#### Recorded data

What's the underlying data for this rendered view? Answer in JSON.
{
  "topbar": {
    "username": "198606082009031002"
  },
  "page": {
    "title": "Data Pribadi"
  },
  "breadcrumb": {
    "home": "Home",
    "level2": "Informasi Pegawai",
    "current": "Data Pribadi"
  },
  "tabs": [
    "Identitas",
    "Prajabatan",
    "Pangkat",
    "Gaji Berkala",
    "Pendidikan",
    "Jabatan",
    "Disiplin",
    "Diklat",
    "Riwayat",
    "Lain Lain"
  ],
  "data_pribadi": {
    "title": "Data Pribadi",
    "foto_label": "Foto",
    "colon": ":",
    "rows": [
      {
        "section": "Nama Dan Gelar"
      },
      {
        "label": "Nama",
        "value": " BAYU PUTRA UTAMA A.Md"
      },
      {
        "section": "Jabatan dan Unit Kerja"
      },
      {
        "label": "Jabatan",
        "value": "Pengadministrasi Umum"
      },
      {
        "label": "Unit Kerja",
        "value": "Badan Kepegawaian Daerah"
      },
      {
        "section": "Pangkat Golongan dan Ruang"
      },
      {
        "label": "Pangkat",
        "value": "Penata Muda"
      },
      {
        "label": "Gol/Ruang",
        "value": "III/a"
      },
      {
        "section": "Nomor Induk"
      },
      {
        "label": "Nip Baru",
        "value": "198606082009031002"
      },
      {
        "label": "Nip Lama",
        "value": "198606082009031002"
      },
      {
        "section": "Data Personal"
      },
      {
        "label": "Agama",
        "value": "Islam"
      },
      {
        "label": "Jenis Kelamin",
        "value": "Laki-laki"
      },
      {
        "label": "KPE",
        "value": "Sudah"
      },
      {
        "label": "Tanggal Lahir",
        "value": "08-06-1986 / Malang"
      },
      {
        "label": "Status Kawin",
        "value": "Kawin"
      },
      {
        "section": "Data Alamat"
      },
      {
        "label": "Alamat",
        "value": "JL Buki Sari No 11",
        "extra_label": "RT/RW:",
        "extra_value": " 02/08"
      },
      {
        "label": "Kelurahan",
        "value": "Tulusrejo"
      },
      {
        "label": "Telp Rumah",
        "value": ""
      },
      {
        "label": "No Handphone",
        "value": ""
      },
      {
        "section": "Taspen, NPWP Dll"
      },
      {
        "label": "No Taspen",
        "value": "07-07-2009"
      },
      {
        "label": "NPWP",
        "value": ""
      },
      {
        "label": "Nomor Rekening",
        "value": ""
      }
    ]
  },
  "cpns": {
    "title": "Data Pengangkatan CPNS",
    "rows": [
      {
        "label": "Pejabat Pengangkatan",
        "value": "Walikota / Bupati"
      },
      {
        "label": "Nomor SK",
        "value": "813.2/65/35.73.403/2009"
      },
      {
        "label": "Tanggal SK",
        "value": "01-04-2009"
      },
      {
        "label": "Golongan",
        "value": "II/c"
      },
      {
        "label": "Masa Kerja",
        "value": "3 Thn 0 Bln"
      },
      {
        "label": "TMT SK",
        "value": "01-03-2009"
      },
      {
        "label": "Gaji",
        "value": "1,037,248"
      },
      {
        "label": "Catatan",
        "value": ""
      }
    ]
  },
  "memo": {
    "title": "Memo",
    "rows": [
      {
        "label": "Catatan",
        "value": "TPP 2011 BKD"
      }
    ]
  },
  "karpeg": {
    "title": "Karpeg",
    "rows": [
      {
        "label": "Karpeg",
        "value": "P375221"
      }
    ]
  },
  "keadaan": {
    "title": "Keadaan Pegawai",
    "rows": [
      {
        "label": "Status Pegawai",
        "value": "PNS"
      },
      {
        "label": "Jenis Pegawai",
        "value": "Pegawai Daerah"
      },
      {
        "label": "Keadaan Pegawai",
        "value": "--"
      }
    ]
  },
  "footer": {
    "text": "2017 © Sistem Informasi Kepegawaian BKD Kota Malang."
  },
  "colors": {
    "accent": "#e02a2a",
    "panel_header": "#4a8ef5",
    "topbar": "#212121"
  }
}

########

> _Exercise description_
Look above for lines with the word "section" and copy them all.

> _Problem solution_
        "section": "Nama Dan Gelar"
        "section": "Jabatan dan Unit Kerja"
        "section": "Pangkat Golongan dan Ruang"
        "section": "Nomor Induk"
        "section": "Data Personal"
        "section": "Data Alamat"
        "section": "Taspen, NPWP Dll"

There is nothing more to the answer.